That day we were not available for such a walk-up talk, but he was too close and aware of my presence and every movement I made, and I did not want to regret not having photographed him. I requested him. He immediately smiled broadly. That was something I had not seen in the last 30 minutes or so, and that totally changed the scene. I lost something forever, and gained something unexpected. I photographed his smile. I still miss his face without that beautiful smile. That was quite something.
Legs splayed out carefree in a care-wearied world, he was beautiful seated on the dusty pavement between a highway and the Kangla outer moat one late afternoon in mid-January. He became conscious of me when I had taken a few shots of him—he shifted uncomfortably where he sat and took up a balled-up towel behind him, unrolled and unfurled it before him with both hands. I felt guilty to have invaded him. That boldly, too.
I approached him and asked in Hindi if I could photograph him. Suddenly a calm smile spread across hitherto blank face and his lips flickered wordlessly with excitement. That was beautiful. I interpreted that as a gesture of willingness. I took a couple of portraits. When he sensed I had done with the last shot, his gesture of willingness changed to one of curiosity, the desire to see the photographs taken. I immediately connected it with his initial discomfort with my photographing him. I wondered if he was mad at all.

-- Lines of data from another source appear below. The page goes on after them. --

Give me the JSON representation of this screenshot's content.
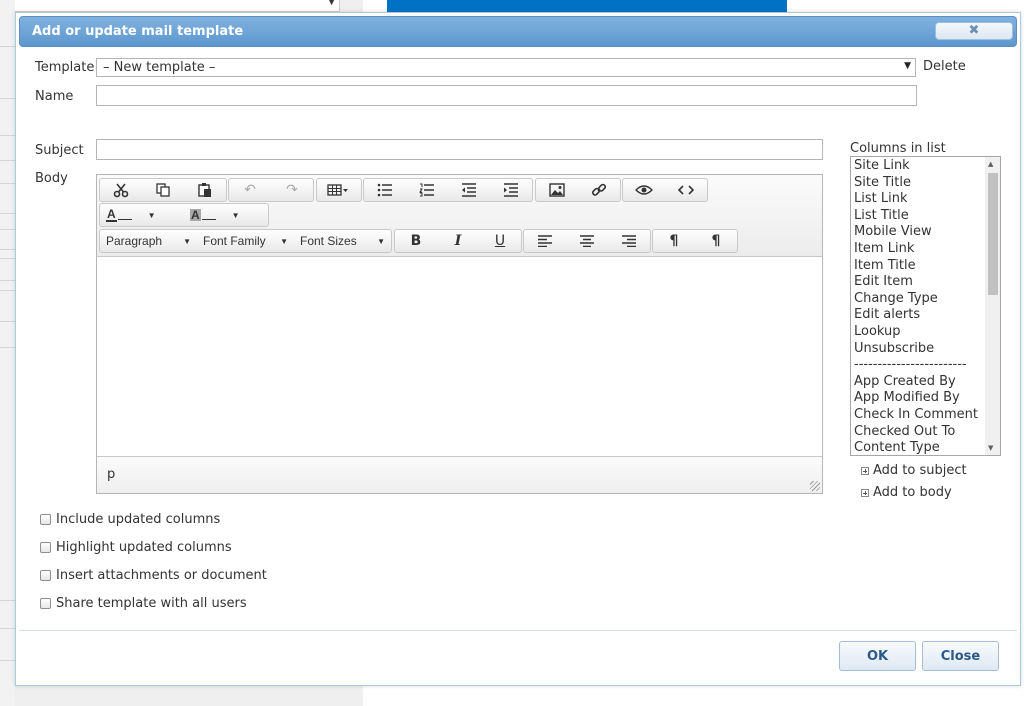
{
  "dialog": {
    "title": "Add or update mail template",
    "close_glyph": "✖"
  },
  "form": {
    "template_label": "Template",
    "template_value": "– New template –",
    "delete_label": "Delete",
    "name_label": "Name",
    "name_value": "",
    "subject_label": "Subject",
    "subject_value": "",
    "body_label": "Body"
  },
  "editor": {
    "format_dropdowns": [
      "Paragraph",
      "Font Family",
      "Font Sizes"
    ],
    "text_color_label": "A",
    "bg_color_label": "A",
    "status_path": "p",
    "icons": [
      "cut-icon",
      "copy-icon",
      "paste-icon",
      "undo-icon",
      "redo-icon",
      "table-icon",
      "bullet-list-icon",
      "numbered-list-icon",
      "outdent-icon",
      "indent-icon",
      "image-icon",
      "link-icon",
      "preview-icon",
      "code-icon",
      "bold-icon",
      "italic-icon",
      "underline-icon",
      "align-left-icon",
      "align-center-icon",
      "align-right-icon",
      "ltr-icon",
      "rtl-icon"
    ]
  },
  "columns": {
    "label": "Columns in list",
    "items": [
      "Site Link",
      "Site Title",
      "List Link",
      "List Title",
      "Mobile View",
      "Item Link",
      "Item Title",
      "Edit Item",
      "Change Type",
      "Edit alerts",
      "Lookup",
      "Unsubscribe",
      "------------------------",
      "App Created By",
      "App Modified By",
      "Check In Comment",
      "Checked Out To",
      "Content Type"
    ],
    "add_to_subject": "Add to subject",
    "add_to_body": "Add to body"
  },
  "options": [
    {
      "label": "Include updated columns",
      "checked": false
    },
    {
      "label": "Highlight updated columns",
      "checked": false
    },
    {
      "label": "Insert attachments or document",
      "checked": false
    },
    {
      "label": "Share template with all users",
      "checked": false
    }
  ],
  "buttons": {
    "ok": "OK",
    "close": "Close"
  },
  "colors": {
    "title_bar": "#6aa3d6",
    "bg_accent": "#0072c6"
  }
}
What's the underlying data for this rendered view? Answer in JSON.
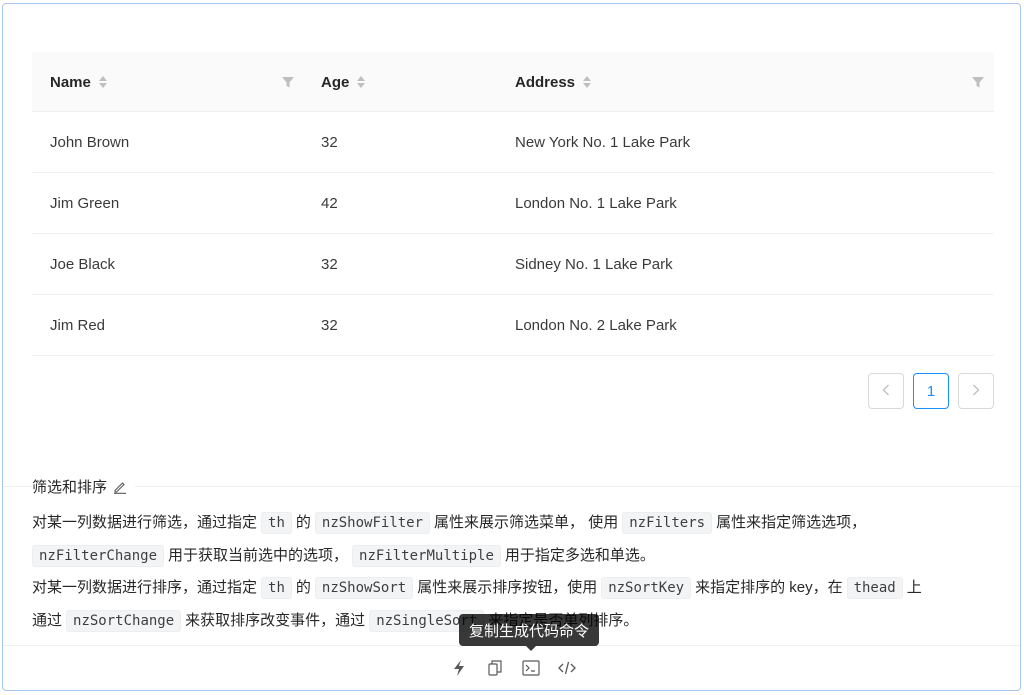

He took a few diffident and tentative steps toward me when he read the willingness in my face. I also approached him and showed the pictures. His smile broadened. The portraits were good.
“Where are you from?” I asked him.
“Assam,” said he.
I could not but wonder if he was mad at all.
“Buy something and eat. You must be tired.” I said as I took a ten rupees note out from my wallet and gave it to him.
Cities press their poor out into the streets, under the bridges and into the gutters. Once homeless, your sense comes across as nothing different than insanity and you fall on the edge of humanity with little or no chance of getting back to where you really belong. Once out in the street, you are a nameless part of the city most pathetic landscapes–dust, pieces of paper and other litters, scavenging birds and animals.
I walked on, looking back at the man every now and then, and he looked stiff as if he was trying to resist the temptation to look toward me. When I took the turn I saw him bending to sit where he had been.